*TASK INPUT:*
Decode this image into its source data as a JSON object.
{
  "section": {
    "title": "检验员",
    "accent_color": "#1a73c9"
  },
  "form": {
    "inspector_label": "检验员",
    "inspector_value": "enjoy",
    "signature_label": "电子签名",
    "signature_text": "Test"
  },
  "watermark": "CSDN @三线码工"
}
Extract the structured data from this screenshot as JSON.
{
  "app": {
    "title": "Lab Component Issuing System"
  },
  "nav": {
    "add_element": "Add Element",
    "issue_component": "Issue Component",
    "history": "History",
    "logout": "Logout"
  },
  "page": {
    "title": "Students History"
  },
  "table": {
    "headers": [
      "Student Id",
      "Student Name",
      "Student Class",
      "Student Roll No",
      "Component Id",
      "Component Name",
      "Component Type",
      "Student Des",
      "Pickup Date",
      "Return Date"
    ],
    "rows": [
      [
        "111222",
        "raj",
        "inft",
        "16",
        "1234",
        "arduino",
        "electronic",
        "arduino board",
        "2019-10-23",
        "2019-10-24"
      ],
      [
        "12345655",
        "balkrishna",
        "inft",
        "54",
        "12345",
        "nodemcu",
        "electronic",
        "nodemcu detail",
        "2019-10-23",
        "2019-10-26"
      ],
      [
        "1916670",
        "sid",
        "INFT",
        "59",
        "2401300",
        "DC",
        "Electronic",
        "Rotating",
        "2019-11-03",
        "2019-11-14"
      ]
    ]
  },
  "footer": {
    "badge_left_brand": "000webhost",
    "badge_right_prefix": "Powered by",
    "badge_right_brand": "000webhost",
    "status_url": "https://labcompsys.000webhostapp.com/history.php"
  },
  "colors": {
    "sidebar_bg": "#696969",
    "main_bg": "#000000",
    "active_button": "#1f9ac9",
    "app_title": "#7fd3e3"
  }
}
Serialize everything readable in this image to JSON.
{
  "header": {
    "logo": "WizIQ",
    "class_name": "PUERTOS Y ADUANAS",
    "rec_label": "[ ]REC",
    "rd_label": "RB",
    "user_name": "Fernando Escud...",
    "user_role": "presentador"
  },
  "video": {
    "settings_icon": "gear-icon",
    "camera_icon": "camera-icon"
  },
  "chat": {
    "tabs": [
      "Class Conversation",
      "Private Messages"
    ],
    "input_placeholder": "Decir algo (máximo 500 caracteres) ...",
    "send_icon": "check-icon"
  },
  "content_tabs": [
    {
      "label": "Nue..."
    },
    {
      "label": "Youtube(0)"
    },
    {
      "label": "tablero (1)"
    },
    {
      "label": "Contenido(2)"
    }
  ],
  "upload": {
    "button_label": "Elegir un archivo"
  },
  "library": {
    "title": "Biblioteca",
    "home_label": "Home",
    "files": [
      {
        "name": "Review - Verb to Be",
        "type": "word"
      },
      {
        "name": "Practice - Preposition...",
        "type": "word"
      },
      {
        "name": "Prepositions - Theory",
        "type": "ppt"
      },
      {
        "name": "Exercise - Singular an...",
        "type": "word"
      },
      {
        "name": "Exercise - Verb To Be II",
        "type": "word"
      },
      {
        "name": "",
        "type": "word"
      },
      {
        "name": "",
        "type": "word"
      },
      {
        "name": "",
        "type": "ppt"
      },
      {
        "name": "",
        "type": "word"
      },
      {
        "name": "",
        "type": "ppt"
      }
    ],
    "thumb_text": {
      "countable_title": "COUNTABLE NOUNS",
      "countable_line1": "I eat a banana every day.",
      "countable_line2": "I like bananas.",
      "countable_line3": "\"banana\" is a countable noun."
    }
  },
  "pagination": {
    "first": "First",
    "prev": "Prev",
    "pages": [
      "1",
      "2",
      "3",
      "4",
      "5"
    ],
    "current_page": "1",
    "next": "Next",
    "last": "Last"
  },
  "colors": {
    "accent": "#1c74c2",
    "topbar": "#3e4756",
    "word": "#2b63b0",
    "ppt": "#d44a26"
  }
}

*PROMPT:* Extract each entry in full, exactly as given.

*SOLUTION TO THIS PROBLEM:*
Decode this image into its source data as a JSON object.
{
  "section": {
    "title": "检验员",
    "accent_color": "#1a73c9"
  },
  "form": {
    "inspector_label": "检验员",
    "inspector_value": "enjoy",
    "signature_label": "电子签名",
    "signature_text": "Test"
  },
  "watermark": "CSDN @三线码工"
}
Extract the structured data from this screenshot as JSON.
{
  "app": {
    "title": "Lab Component Issuing System"
  },
  "nav": {
    "add_element": "Add Element",
    "issue_component": "Issue Component",
    "history": "History",
    "logout": "Logout"
  },
  "page": {
    "title": "Students History"
  },
  "table": {
    "headers": [
      "Student Id",
      "Student Name",
      "Student Class",
      "Student Roll No",
      "Component Id",
      "Component Name",
      "Component Type",
      "Student Des",
      "Pickup Date",
      "Return Date"
    ],
    "rows": [
      [
        "111222",
        "raj",
        "inft",
        "16",
        "1234",
        "arduino",
        "electronic",
        "arduino board",
        "2019-10-23",
        "2019-10-24"
      ],
      [
        "12345655",
        "balkrishna",
        "inft",
        "54",
        "12345",
        "nodemcu",
        "electronic",
        "nodemcu detail",
        "2019-10-23",
        "2019-10-26"
      ],
      [
        "1916670",
        "sid",
        "INFT",
        "59",
        "2401300",
        "DC",
        "Electronic",
        "Rotating",
        "2019-11-03",
        "2019-11-14"
      ]
    ]
  },
  "footer": {
    "badge_left_brand": "000webhost",
    "badge_right_prefix": "Powered by",
    "badge_right_brand": "000webhost",
    "status_url": "https://labcompsys.000webhostapp.com/history.php"
  },
  "colors": {
    "sidebar_bg": "#696969",
    "main_bg": "#000000",
    "active_button": "#1f9ac9",
    "app_title": "#7fd3e3"
  }
}
Serialize everything readable in this image to JSON.
{
  "header": {
    "logo": "WizIQ",
    "class_name": "PUERTOS Y ADUANAS",
    "rec_label": "[ ]REC",
    "rd_label": "RB",
    "user_name": "Fernando Escud...",
    "user_role": "presentador"
  },
  "video": {
    "settings_icon": "gear-icon",
    "camera_icon": "camera-icon"
  },
  "chat": {
    "tabs": [
      "Class Conversation",
      "Private Messages"
    ],
    "input_placeholder": "Decir algo (máximo 500 caracteres) ...",
    "send_icon": "check-icon"
  },
  "content_tabs": [
    {
      "label": "Nue..."
    },
    {
      "label": "Youtube(0)"
    },
    {
      "label": "tablero (1)"
    },
    {
      "label": "Contenido(2)"
    }
  ],
  "upload": {
    "button_label": "Elegir un archivo"
  },
  "library": {
    "title": "Biblioteca",
    "home_label": "Home",
    "files": [
      {
        "name": "Review - Verb to Be",
        "type": "word"
      },
      {
        "name": "Practice - Preposition...",
        "type": "word"
      },
      {
        "name": "Prepositions - Theory",
        "type": "ppt"
      },
      {
        "name": "Exercise - Singular an...",
        "type": "word"
      },
      {
        "name": "Exercise - Verb To Be II",
        "type": "word"
      },
      {
        "name": "",
        "type": "word"
      },
      {
        "name": "",
        "type": "word"
      },
      {
        "name": "",
        "type": "ppt"
      },
      {
        "name": "",
        "type": "word"
      },
      {
        "name": "",
        "type": "ppt"
      }
    ],
    "thumb_text": {
      "countable_title": "COUNTABLE NOUNS",
      "countable_line1": "I eat a banana every day.",
      "countable_line2": "I like bananas.",
      "countable_line3": "\"banana\" is a countable noun."
    }
  },
  "pagination": {
    "first": "First",
    "prev": "Prev",
    "pages": [
      "1",
      "2",
      "3",
      "4",
      "5"
    ],
    "current_page": "1",
    "next": "Next",
    "last": "Last"
  },
  "colors": {
    "accent": "#1c74c2",
    "topbar": "#3e4756",
    "word": "#2b63b0",
    "ppt": "#d44a26"
  }
}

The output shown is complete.